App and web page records
+===+

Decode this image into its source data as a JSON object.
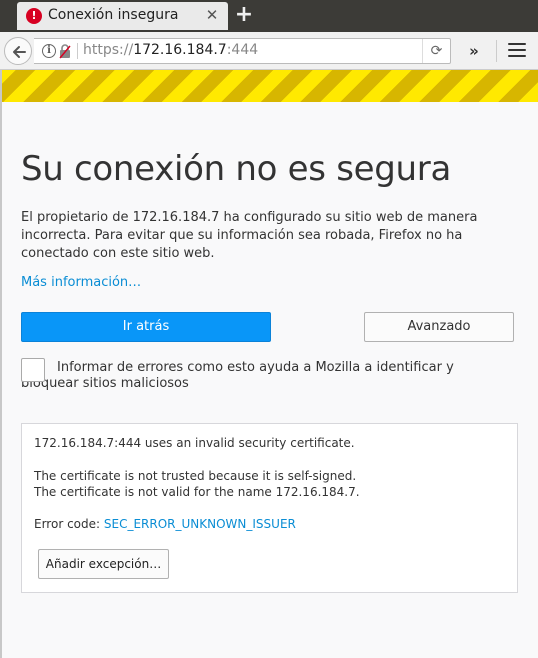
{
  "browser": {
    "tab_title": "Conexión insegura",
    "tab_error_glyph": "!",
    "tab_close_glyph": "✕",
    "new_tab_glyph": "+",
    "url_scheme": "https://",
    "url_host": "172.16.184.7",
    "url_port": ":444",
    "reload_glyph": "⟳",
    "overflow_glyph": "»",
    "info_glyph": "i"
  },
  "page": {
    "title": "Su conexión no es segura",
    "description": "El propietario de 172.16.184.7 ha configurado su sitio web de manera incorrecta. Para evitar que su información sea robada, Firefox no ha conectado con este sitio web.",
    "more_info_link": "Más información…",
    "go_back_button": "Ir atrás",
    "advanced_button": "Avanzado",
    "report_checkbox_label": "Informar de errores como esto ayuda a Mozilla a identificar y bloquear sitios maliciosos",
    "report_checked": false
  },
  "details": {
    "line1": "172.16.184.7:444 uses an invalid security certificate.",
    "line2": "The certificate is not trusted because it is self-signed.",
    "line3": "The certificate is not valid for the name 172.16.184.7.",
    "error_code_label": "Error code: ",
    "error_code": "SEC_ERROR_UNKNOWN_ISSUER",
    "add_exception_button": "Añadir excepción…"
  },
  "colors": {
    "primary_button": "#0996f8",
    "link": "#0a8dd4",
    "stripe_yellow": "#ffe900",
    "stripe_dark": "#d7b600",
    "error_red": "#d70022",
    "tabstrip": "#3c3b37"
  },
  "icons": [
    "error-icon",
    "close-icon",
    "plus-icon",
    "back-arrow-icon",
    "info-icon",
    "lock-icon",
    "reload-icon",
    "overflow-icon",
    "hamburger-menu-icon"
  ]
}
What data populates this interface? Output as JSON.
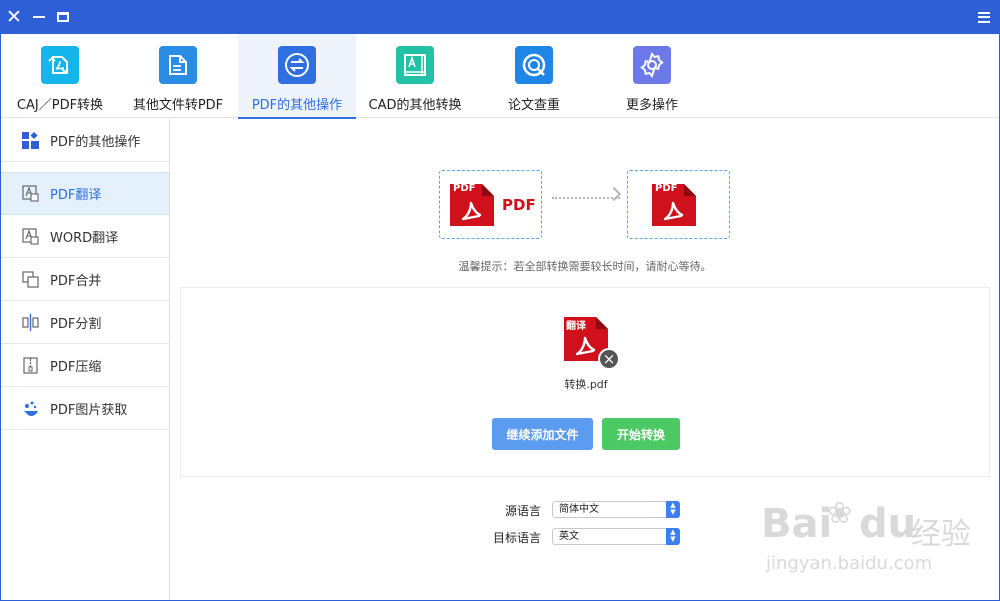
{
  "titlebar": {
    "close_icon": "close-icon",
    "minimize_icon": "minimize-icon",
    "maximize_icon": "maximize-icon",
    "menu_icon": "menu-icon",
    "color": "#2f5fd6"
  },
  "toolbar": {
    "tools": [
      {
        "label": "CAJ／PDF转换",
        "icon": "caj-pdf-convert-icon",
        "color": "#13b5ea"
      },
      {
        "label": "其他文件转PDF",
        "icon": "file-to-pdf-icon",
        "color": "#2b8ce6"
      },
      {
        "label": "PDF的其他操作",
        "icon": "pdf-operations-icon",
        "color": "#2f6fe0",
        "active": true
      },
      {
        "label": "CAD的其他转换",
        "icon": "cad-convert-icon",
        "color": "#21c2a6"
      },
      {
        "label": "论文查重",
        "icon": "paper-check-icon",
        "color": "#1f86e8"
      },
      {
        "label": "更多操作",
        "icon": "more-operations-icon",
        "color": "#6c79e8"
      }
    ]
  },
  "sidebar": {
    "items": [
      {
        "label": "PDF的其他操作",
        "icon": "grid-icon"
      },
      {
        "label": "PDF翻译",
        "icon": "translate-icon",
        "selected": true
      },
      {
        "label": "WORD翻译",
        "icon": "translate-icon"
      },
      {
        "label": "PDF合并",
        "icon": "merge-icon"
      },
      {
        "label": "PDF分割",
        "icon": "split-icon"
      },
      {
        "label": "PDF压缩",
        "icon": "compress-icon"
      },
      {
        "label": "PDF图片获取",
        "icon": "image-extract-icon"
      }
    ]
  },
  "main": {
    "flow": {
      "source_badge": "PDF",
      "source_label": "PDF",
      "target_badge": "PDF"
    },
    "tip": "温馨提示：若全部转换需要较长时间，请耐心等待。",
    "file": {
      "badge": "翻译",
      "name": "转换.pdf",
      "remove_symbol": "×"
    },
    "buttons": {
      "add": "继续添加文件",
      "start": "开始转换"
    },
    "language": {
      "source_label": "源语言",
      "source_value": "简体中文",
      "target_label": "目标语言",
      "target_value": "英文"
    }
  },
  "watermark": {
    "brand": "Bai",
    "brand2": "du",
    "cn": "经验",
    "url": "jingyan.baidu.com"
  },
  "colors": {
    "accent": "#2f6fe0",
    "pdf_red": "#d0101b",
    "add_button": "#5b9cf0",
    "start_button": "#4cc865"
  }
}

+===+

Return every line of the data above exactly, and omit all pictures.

Output:
Decode this image into its source data as a JSON object.
{
  "browser": {
    "tab_title": "Conexión insegura",
    "tab_error_glyph": "!",
    "tab_close_glyph": "✕",
    "new_tab_glyph": "+",
    "url_scheme": "https://",
    "url_host": "172.16.184.7",
    "url_port": ":444",
    "reload_glyph": "⟳",
    "overflow_glyph": "»",
    "info_glyph": "i"
  },
  "page": {
    "title": "Su conexión no es segura",
    "description": "El propietario de 172.16.184.7 ha configurado su sitio web de manera incorrecta. Para evitar que su información sea robada, Firefox no ha conectado con este sitio web.",
    "more_info_link": "Más información…",
    "go_back_button": "Ir atrás",
    "advanced_button": "Avanzado",
    "report_checkbox_label": "Informar de errores como esto ayuda a Mozilla a identificar y bloquear sitios maliciosos",
    "report_checked": false
  },
  "details": {
    "line1": "172.16.184.7:444 uses an invalid security certificate.",
    "line2": "The certificate is not trusted because it is self-signed.",
    "line3": "The certificate is not valid for the name 172.16.184.7.",
    "error_code_label": "Error code: ",
    "error_code": "SEC_ERROR_UNKNOWN_ISSUER",
    "add_exception_button": "Añadir excepción…"
  },
  "colors": {
    "primary_button": "#0996f8",
    "link": "#0a8dd4",
    "stripe_yellow": "#ffe900",
    "stripe_dark": "#d7b600",
    "error_red": "#d70022",
    "tabstrip": "#3c3b37"
  },
  "icons": [
    "error-icon",
    "close-icon",
    "plus-icon",
    "back-arrow-icon",
    "info-icon",
    "lock-icon",
    "reload-icon",
    "overflow-icon",
    "hamburger-menu-icon"
  ]
}
What data populates this interface? Output as JSON.
{
  "titlebar": {
    "close_icon": "close-icon",
    "minimize_icon": "minimize-icon",
    "maximize_icon": "maximize-icon",
    "menu_icon": "menu-icon",
    "color": "#2f5fd6"
  },
  "toolbar": {
    "tools": [
      {
        "label": "CAJ／PDF转换",
        "icon": "caj-pdf-convert-icon",
        "color": "#13b5ea"
      },
      {
        "label": "其他文件转PDF",
        "icon": "file-to-pdf-icon",
        "color": "#2b8ce6"
      },
      {
        "label": "PDF的其他操作",
        "icon": "pdf-operations-icon",
        "color": "#2f6fe0",
        "active": true
      },
      {
        "label": "CAD的其他转换",
        "icon": "cad-convert-icon",
        "color": "#21c2a6"
      },
      {
        "label": "论文查重",
        "icon": "paper-check-icon",
        "color": "#1f86e8"
      },
      {
        "label": "更多操作",
        "icon": "more-operations-icon",
        "color": "#6c79e8"
      }
    ]
  },
  "sidebar": {
    "items": [
      {
        "label": "PDF的其他操作",
        "icon": "grid-icon"
      },
      {
        "label": "PDF翻译",
        "icon": "translate-icon",
        "selected": true
      },
      {
        "label": "WORD翻译",
        "icon": "translate-icon"
      },
      {
        "label": "PDF合并",
        "icon": "merge-icon"
      },
      {
        "label": "PDF分割",
        "icon": "split-icon"
      },
      {
        "label": "PDF压缩",
        "icon": "compress-icon"
      },
      {
        "label": "PDF图片获取",
        "icon": "image-extract-icon"
      }
    ]
  },
  "main": {
    "flow": {
      "source_badge": "PDF",
      "source_label": "PDF",
      "target_badge": "PDF"
    },
    "tip": "温馨提示：若全部转换需要较长时间，请耐心等待。",
    "file": {
      "badge": "翻译",
      "name": "转换.pdf",
      "remove_symbol": "×"
    },
    "buttons": {
      "add": "继续添加文件",
      "start": "开始转换"
    },
    "language": {
      "source_label": "源语言",
      "source_value": "简体中文",
      "target_label": "目标语言",
      "target_value": "英文"
    }
  },
  "watermark": {
    "brand": "Bai",
    "brand2": "du",
    "cn": "经验",
    "url": "jingyan.baidu.com"
  },
  "colors": {
    "accent": "#2f6fe0",
    "pdf_red": "#d0101b",
    "add_button": "#5b9cf0",
    "start_button": "#4cc865"
  }
}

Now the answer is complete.